Amy Bauernfeind

Amy Bauernfeind



Amy Bauernfeind is interested in how the human brain makes and uses energy differently from that of other primates. Her dissertation asks how proteins related to glucose metabolism are distributed in the brain and how they may support neuronal structure and function. She also studies the size and cellular composition of specific regions of the brain that may underlie human cognitive specializations.


M. Phil., Hominid Paleobiology, The George Washington University, 2011
BS, Neuroscience, Vanderbilt University, 2004

Year Entered GW Program: 2008
Advisor: Chet C. Sherwood


See Publications page.


2011 Wenner-Gren Foundation, Dissertation Fieldwork Grant, “Metabolic Supply and Demand: A Study of Energetic Strategy in the Brain”  

2011 Journal of Experimental Biology Traveling Fellowship, “Metabolic Supply and Demand: A Study of the Distribution of Metabolic Resources in the Brain”

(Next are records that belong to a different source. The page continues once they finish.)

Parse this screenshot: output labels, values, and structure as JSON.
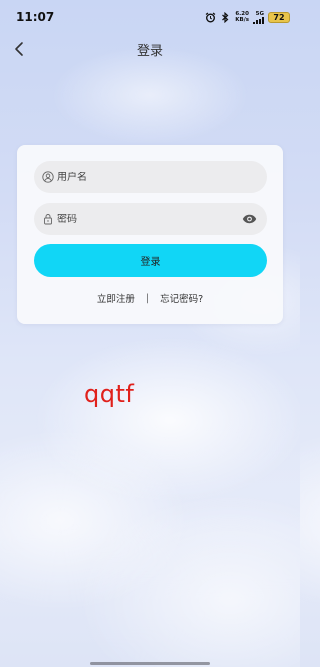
{
  "status_bar": {
    "time": "11:07",
    "net_speed_value": "6.20",
    "net_speed_unit": "KB/s",
    "signal_label": "5G",
    "battery": "72",
    "icons": [
      "alarm-icon",
      "bluetooth-icon",
      "signal-icon",
      "battery-icon"
    ]
  },
  "header": {
    "title": "登录",
    "back_icon": "chevron-left-icon"
  },
  "form": {
    "username_placeholder": "用户名",
    "password_placeholder": "密码",
    "login_label": "登录",
    "register_link": "立即注册",
    "divider": "|",
    "forgot_link": "忘记密码?"
  },
  "annotation": {
    "text": "qqtf"
  },
  "colors": {
    "accent": "#11d6f6",
    "annotation": "#e0201b",
    "battery": "#e8c44a"
  }
}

2011 Cosmos Club, Young Scholars Award: “Energetics and Maturation of the Brain in Humans and Macaque Monkeys”